In a state of panic, I attempted to discern the problem. So, I repeated the steps and watched as my program decided to reboot itself to its introductory stages. Essentially, it was unable to accurately understand the voice through my speakers, thus requiring me to go through the painstaking process of retraining the entire program to accurately hear two voices.

Thankfully, my professor was more than understanding, and asked that another student whose interview withdrew at the last minute perform the task of transcribing my piece.

I do not write this post to complain about my transcription woes, but rather to comment on this aspect of inaccessibility within the oral history field. Oral historians who require assistive technology need to be aware of the pitfalls of voice recognition transcription. Speech-to-text may seem like a panacea to the obstacle of transcription, but it is far from perfect, and will not solve the issue of transcription for those of us with accessibility needs.

Are there any solutions? Unfortunately, I have no answers. Until voice recognition programs become accurate enough to detect the varying volume levels and accents of interviewees, speech-to-text software is not a viable option. Although, hybrid models like Pop Up Archive (recently purchased by Apple) and Trint are beginning to improve quality, while providing users with an easy way to edit the rough transcriptions generated through voice recognition.

It is also possible to transcribe by listening to the interview then speaking it back into a microphone connected to the voice recognition software, yet there are factors that may mar this method. For example, if my voice is particularly weak, then my software will struggle to produce an acceptable product. Also, oral history projects need to consider time restraints.
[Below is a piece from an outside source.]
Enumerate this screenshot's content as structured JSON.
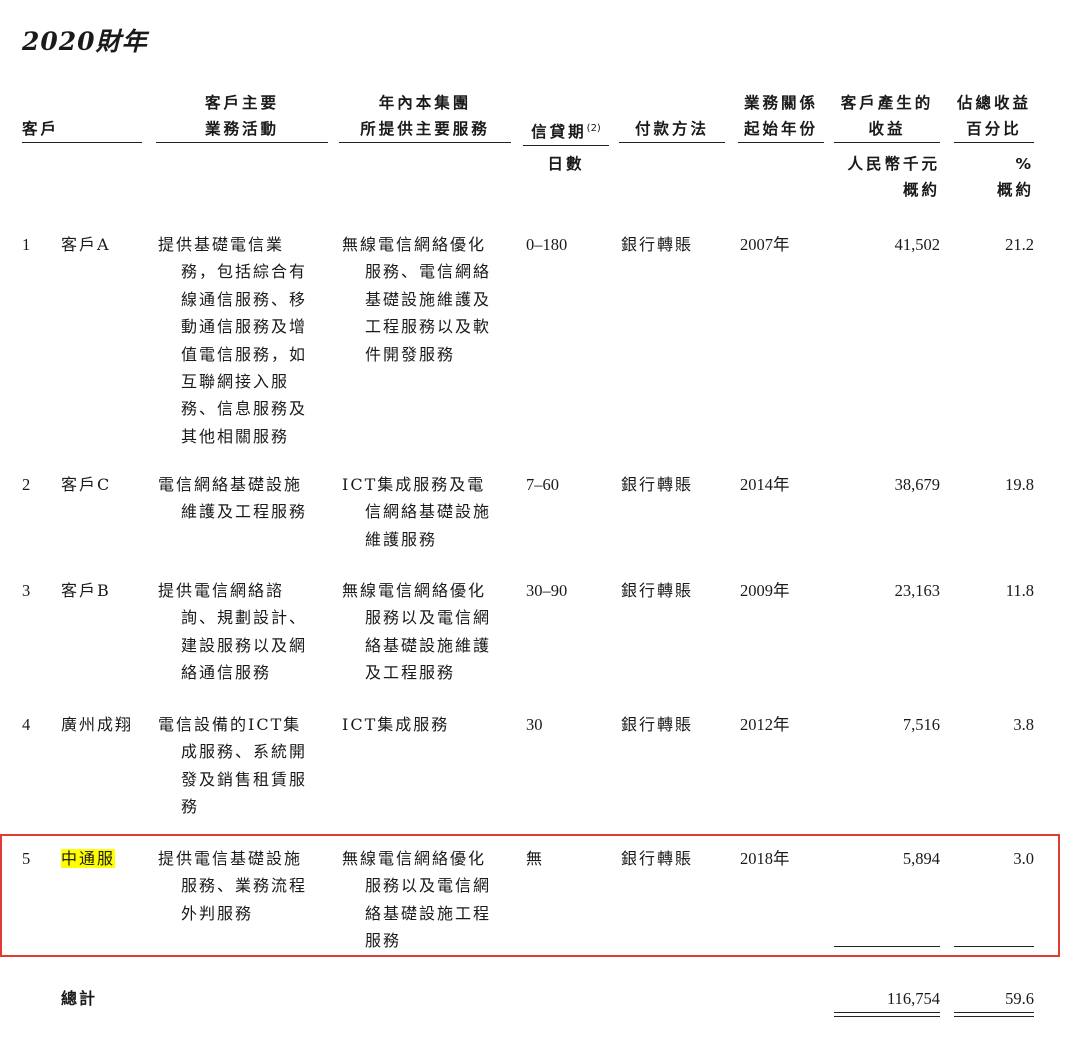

If an able-bodied individual can finish a transcription within 8-hours, then it would be safe to assume that a disabled historian’s time would be doubled. Hiring transcribers is desirable, but budgets frequently prove to be restrictive.

Does this recent incident negatively impact my experiences as an amateur oral historian? No, not at all. I thoroughly enjoyed connecting with my interviewee, learning of her involvement with the Third Alternative movement. I enjoyed drafting questions with my classmates, spending class periods articulating each question. But more importantly, I enjoyed preserving these stories for future generations.

I am hopeful that my university continues to invite me to conduct more oral history interviews; I just won’t be the one to transcribe them.

Grant Stoner is a first-year Public History Master’s student at Duquesne University. His primary interests include designing museum exhibits pertaining to disability representation in the ancient world. He also enjoys learning of personal experiences through oral history interviews, and relaxing with his cat, Goomba.